ACTION ITEM:
Within the data beneath, some lines may hold the word "Mutha". Give the number of those lines and nothing else.

DATA TO PROCESS:

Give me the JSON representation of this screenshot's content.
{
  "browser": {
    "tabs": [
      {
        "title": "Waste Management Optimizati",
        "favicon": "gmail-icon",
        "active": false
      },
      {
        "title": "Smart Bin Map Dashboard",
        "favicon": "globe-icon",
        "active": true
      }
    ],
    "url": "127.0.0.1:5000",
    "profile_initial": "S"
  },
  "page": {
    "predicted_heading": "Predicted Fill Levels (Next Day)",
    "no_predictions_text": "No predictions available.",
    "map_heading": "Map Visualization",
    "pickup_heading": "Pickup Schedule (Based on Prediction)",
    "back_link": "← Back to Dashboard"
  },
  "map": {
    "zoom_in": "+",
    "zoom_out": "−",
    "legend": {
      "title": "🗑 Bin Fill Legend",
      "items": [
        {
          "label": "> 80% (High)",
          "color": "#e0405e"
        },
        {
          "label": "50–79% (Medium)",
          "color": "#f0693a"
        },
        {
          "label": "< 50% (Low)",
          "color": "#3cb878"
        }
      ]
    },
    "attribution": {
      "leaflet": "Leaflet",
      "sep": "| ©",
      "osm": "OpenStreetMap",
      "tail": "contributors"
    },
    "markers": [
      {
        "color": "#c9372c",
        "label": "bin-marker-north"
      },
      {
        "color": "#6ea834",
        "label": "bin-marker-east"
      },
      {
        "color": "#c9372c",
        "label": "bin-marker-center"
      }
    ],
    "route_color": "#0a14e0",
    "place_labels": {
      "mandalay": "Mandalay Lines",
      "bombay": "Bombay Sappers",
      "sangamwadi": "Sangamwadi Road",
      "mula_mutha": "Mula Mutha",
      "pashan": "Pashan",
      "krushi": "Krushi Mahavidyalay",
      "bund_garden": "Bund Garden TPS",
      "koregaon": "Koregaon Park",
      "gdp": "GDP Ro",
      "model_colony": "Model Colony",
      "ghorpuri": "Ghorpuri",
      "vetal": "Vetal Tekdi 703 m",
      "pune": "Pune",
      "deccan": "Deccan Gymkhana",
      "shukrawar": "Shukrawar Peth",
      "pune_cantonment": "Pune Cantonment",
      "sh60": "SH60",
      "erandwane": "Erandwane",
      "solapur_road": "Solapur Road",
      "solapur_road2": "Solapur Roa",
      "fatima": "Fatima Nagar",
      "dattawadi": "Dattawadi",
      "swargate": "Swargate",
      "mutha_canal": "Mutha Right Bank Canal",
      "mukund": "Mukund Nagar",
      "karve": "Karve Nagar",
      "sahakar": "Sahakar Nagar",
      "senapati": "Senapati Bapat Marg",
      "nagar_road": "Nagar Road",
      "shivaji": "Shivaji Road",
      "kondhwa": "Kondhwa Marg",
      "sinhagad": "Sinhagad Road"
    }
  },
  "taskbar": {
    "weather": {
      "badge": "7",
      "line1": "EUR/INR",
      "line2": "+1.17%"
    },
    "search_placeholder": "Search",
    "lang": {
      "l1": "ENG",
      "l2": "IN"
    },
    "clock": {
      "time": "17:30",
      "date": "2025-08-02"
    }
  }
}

SOLUTION BELOW:
2